→ **Dataset content**:
------------------------

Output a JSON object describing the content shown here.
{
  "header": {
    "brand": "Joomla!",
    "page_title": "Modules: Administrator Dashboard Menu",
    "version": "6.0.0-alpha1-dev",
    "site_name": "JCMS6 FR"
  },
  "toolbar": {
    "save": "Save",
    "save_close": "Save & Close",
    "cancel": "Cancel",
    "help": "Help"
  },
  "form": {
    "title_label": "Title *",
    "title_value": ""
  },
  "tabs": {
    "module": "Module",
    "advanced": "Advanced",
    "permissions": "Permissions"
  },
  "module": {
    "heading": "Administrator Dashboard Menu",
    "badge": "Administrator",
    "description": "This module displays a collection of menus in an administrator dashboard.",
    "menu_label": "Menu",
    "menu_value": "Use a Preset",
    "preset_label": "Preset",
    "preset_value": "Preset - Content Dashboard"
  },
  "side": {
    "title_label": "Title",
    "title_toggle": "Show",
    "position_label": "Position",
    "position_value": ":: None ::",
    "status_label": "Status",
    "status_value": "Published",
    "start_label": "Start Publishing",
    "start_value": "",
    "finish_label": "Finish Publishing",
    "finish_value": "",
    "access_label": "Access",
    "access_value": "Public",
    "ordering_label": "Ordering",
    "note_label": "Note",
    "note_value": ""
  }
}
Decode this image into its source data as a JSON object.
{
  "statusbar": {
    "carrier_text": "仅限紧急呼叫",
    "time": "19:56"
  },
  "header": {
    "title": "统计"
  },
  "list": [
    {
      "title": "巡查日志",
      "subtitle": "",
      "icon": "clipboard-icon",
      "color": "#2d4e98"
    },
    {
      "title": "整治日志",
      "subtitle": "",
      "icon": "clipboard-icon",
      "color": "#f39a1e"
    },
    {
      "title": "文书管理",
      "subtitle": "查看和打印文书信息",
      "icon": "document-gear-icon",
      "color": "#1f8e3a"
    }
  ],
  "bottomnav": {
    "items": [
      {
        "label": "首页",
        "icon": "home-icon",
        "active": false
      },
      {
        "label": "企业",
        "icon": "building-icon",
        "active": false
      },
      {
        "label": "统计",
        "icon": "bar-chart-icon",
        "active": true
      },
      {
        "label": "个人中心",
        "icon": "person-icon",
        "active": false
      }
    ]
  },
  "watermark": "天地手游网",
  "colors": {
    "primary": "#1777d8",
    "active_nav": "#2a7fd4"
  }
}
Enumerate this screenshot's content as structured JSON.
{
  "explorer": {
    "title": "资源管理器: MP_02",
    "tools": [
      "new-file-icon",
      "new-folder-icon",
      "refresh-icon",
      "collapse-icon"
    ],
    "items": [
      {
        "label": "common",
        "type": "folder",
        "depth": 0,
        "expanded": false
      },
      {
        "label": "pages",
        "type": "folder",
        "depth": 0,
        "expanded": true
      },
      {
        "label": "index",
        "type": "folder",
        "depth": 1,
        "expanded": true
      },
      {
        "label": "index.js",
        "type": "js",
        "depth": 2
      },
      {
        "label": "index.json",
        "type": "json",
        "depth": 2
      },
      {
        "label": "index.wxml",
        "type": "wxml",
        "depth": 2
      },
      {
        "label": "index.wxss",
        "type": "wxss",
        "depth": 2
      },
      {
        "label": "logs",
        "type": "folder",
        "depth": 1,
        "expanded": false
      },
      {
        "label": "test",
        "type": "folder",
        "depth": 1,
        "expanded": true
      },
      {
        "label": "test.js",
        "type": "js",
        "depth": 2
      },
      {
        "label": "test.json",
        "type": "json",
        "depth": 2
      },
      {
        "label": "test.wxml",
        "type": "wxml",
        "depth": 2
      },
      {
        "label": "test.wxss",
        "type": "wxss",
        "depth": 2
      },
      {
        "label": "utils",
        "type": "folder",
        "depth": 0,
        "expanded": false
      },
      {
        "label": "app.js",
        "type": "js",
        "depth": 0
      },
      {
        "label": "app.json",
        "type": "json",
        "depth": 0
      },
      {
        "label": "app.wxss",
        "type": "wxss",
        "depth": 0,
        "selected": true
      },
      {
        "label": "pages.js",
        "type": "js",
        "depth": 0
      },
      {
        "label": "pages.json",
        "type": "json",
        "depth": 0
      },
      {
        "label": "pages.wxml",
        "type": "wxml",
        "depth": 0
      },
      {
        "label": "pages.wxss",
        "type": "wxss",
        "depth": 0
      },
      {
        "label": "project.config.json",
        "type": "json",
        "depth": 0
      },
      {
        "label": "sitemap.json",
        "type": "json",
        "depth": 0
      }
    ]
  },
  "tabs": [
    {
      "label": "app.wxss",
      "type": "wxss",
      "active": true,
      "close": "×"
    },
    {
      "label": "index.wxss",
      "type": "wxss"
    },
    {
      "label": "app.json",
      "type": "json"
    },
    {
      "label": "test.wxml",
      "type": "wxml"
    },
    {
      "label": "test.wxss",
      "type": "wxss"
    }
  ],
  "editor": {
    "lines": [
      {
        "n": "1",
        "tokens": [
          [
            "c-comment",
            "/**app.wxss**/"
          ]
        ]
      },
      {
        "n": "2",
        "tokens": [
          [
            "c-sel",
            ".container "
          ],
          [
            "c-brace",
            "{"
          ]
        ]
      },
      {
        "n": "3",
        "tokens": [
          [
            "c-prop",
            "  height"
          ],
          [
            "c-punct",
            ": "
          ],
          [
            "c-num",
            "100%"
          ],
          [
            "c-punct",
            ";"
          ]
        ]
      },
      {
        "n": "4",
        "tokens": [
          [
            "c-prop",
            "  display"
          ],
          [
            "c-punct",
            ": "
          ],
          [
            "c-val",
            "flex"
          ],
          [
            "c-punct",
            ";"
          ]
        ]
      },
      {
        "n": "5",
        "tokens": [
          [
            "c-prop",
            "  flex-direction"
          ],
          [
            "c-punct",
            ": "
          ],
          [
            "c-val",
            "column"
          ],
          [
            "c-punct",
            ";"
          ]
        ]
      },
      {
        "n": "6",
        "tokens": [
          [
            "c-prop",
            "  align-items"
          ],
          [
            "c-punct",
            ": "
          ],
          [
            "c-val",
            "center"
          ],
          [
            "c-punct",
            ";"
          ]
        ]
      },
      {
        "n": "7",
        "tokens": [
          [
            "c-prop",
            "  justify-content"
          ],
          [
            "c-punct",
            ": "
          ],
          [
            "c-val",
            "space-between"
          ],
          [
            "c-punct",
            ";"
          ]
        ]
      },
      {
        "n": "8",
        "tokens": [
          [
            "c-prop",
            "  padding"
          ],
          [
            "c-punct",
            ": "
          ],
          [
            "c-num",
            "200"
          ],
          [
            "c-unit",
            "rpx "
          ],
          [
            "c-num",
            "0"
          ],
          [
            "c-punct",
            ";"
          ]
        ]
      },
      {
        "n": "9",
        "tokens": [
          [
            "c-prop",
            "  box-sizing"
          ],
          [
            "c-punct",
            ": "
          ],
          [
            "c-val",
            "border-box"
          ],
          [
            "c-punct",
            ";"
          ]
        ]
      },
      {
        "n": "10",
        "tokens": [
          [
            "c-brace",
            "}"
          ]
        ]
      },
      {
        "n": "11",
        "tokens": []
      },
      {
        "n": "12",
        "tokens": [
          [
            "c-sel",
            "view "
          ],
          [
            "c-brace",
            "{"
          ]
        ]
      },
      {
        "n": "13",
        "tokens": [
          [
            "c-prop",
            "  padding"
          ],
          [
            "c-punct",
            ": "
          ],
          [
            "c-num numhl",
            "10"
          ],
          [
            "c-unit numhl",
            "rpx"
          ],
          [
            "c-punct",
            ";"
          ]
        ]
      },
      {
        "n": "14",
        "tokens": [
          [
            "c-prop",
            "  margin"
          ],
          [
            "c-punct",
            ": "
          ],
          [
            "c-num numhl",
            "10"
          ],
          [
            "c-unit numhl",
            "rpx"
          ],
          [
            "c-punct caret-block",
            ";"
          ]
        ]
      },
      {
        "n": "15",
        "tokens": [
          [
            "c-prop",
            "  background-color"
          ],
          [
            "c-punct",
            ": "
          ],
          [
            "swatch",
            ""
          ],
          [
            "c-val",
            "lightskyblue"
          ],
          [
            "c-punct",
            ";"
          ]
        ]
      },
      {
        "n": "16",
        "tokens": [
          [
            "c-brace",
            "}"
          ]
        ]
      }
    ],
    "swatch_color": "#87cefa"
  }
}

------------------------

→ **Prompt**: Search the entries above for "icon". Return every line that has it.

→ **Finished exercise**:
      "icon": "clipboard-icon",
      "icon": "clipboard-icon",
      "icon": "document-gear-icon",
        "icon": "home-icon",
        "icon": "building-icon",
        "icon": "bar-chart-icon",
        "icon": "person-icon",
      "new-file-icon",
      "new-folder-icon",
      "refresh-icon",
      "collapse-icon"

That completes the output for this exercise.